▶ _Records shown_
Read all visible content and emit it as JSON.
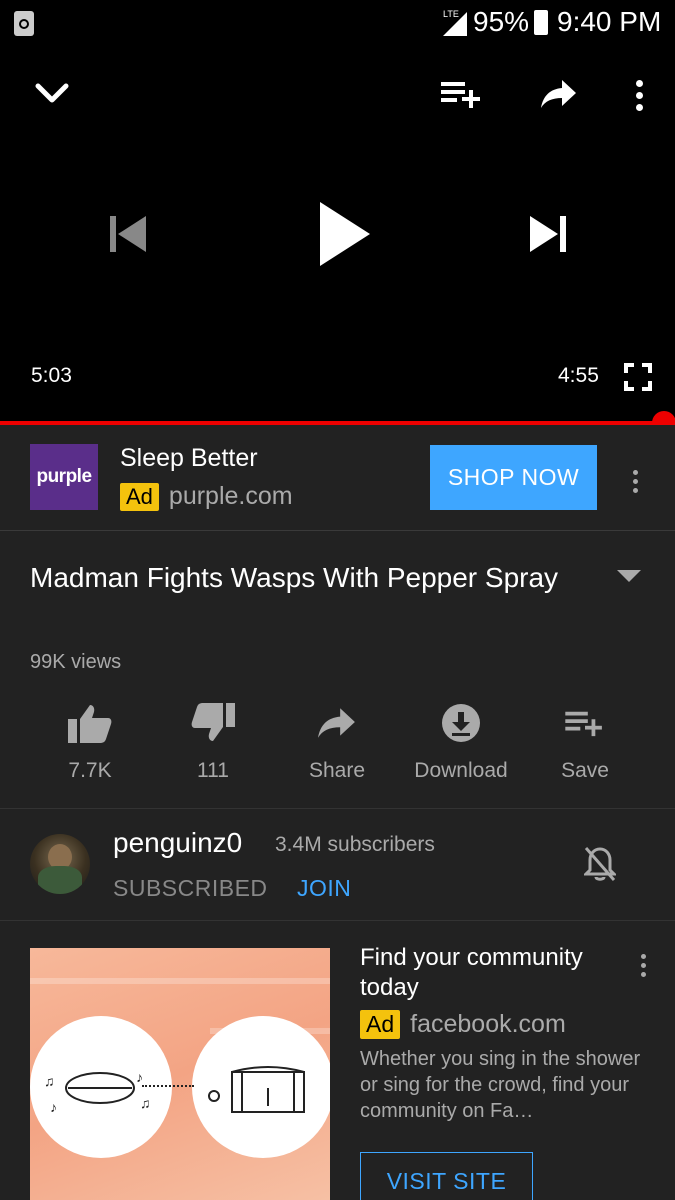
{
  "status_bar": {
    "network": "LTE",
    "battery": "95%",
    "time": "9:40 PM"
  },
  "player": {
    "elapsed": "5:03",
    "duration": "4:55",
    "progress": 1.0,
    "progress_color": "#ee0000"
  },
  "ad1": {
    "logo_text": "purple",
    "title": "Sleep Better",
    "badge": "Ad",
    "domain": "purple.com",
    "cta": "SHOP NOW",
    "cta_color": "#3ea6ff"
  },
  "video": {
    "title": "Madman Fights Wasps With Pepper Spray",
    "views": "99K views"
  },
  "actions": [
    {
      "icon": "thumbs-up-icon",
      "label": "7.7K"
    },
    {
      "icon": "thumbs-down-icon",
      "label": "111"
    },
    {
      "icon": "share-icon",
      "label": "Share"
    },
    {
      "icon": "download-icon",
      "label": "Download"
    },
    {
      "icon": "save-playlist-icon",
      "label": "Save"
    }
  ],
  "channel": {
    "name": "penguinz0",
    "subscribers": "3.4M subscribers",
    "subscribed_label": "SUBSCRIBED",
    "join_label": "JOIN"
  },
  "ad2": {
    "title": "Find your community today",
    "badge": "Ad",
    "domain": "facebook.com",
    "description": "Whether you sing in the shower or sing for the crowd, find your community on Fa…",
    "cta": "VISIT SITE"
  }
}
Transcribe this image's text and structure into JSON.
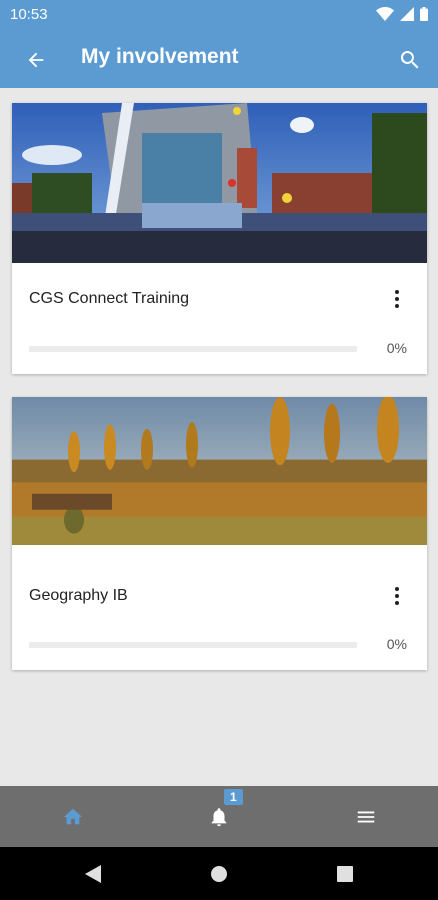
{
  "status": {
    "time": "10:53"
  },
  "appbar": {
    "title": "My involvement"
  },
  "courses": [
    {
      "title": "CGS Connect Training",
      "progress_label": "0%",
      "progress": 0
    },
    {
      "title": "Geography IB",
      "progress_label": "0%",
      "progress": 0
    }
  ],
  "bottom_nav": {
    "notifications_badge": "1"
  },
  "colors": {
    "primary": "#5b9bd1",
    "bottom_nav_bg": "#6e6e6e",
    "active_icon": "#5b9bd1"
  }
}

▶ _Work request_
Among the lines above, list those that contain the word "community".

▶ _Task solution_
    "title": "Find your community today",
    "description": "Whether you sing in the shower or sing for the crowd, find your community on Fa…",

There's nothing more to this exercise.